One day in 1991, almost against my will, I knew we were going to stand up in front of the people we love and commit ourselves to each other. Of course, it's ridiculous to say that it was against my will. I decided. Madeline, being distinctly private, wanted just to exchange rings. But an insular suburban life had strangled my childhood and my parents' marriage, and so I recoiled at the notion of privacy: Something inside me insisted on a ritual moment in full community view. It took time to write a ceremony that meant enough, but not too much. In our dearest friends' living room, we would say a few Jewish prayers, recite four favorite poems, exchange rings, speak our declarations, and, of course, kiss.
All of which we did, semicircles of family's and friends' eyes on us like lamps.
How can I describe what came next? It was nearly a delirium: By accident we'd spilled into something sacred. In that backyard in (yes) June, we kissed madly, actually forgetting we were lesbians, forgetting that the neighbors might be shocked. Madeline forgot to eat or drink. My dryly sarcastic brother cried so hard while making his toast that he could barely complete his sentences. My stepfather, who once squirmed at hearing I was queer, announced his pride in me and my friends. My mother led the blessings, cut the challah, and charmed all my friends. To poke fun at the ceremony's earnestness, we brought out a cake topped with two brides. To our utter surprise, the ceremony brought us closer, pulling an invisible cloak around us that has warmed us during difficult times. We'd thought ourselves as committed as any couple could be: How else could we have exposed ourselves to the world's ridicule? But now even the most unnoticeable traces of doubt dissolve instantly, chased away by the memory of that day when we made our declarations so publicly, placing our love in the hands of God and everyone we knew.

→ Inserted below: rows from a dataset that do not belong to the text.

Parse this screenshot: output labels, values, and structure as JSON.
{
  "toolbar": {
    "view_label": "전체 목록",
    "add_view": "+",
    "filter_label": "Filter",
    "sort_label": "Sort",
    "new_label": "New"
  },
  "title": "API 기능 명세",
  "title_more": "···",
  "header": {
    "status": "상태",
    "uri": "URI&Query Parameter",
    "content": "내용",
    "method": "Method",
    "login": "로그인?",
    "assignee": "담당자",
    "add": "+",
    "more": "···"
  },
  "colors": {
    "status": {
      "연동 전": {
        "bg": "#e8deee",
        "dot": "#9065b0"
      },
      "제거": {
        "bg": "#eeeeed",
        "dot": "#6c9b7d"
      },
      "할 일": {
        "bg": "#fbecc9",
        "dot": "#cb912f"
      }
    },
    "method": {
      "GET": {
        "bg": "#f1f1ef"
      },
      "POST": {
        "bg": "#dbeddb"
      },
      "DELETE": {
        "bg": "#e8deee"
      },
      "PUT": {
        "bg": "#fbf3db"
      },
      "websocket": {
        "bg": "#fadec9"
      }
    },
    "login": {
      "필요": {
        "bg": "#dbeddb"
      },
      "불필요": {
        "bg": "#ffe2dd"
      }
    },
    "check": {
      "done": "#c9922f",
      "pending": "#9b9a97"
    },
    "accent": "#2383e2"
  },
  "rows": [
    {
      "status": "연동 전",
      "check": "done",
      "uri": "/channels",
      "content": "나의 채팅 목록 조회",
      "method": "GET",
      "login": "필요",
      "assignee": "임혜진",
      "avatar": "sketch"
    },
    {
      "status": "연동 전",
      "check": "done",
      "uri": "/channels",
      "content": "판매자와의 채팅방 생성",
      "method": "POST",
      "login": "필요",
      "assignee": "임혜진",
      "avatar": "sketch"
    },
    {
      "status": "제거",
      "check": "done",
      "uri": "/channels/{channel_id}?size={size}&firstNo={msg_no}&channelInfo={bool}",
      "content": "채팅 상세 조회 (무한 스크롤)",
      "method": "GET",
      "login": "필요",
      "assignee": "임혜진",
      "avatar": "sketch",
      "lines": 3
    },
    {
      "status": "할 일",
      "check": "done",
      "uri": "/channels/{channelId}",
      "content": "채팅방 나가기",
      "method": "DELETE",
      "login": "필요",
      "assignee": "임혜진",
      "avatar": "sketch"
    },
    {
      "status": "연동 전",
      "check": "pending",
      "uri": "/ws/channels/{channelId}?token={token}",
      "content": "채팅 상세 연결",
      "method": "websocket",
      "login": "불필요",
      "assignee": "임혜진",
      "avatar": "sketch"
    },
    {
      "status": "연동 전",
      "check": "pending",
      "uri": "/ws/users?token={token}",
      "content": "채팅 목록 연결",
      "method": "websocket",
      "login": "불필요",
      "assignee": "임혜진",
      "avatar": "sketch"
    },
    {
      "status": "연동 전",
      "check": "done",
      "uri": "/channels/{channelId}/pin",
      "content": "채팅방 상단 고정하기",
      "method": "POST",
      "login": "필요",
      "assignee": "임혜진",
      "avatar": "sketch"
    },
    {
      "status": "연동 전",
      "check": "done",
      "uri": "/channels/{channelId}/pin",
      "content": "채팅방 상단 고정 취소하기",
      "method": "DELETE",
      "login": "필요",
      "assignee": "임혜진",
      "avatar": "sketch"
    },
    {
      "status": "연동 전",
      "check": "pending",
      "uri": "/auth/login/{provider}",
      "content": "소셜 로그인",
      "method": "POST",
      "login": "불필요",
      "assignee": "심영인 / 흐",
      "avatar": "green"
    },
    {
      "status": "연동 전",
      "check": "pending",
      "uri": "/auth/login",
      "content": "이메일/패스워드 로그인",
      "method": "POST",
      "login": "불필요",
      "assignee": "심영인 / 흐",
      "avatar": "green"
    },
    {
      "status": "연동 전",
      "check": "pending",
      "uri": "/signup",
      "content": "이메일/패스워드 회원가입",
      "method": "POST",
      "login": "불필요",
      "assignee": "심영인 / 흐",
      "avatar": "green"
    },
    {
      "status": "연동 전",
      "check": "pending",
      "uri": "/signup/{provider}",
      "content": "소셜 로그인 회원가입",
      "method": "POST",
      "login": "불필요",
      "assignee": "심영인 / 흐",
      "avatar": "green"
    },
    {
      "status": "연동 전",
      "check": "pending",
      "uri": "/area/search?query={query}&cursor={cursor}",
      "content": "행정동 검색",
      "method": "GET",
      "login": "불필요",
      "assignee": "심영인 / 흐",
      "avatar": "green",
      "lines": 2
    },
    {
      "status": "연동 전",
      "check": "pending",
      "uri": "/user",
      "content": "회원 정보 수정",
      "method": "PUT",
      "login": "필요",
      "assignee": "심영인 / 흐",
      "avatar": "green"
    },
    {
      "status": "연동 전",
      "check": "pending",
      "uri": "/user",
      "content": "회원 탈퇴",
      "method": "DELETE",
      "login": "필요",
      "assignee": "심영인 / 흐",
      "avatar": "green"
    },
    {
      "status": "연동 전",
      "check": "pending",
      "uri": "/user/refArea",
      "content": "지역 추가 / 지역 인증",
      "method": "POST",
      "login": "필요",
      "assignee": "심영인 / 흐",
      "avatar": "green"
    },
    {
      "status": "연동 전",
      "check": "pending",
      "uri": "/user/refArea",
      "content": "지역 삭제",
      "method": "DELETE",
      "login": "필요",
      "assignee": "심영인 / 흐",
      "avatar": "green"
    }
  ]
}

Today, after nearly a dozen years together, each morning when I wake up and find Madeline beside me, I still feel surprised by joy. I am one of those former lit majors who has whispered the "westron wind" quatrain to my love over the phone when I'm far away. In front of that roomful of family and friends, before vowing to care for her lifelong, I spoke to her that most famous Shakespearean sonnet, that determined lifetime promise: "Let me not to the marriage of true minds / Admit impediments. Love is not love / Which alters when it alteration finds." And I've repeated it to her, alone at home, when one or another of us is disconsolate, as age slowly creeps up on us, to remind her that "Love's not Time's fool / though rosy lips and cheeks / within his bending sickle's compass come; / Love alters not with his brief hours and weeks / but bears it out even to the edge of doom."
Our marriage, in other words, has been bought and paid for with our society's common cultural currency: love. I adore her. I want to stand by as her perfect skin mottles and browns, as her black hair grays, as her sweet eyelids sag. I want to calm her panic when she's ill, cry in her arms when my life goes wrong, and argue over our different driving styles until we're in the grave. I cry at others' weddings because I was so happy at my own.
If our society believes in letting two people choose their life's partner from a sea of particular and unique individuals—if each of us is free to choose a spouse based on our own hopes for companionship, affection, friendship, and love—then how dare anyone tell me I have chosen wrong? If marriage is for, as Archbishop Cranmer wrote in 1547, "mutual society, help and comfort, that the one ought to have of the other, both in prosperity and in adversity," Madeline and I belong.
E.J. Graff is an affiliated scholar at Radcliffe College’s Schlesinger Library. Her work has appeared in such publications as The New York Times, Ms., The Nation, Out, and The Village Voice. Excerpted from What Is Marriage For?: The Strange Social History of Our Most Intimate Institution . Published by Beacon Press, June 1999.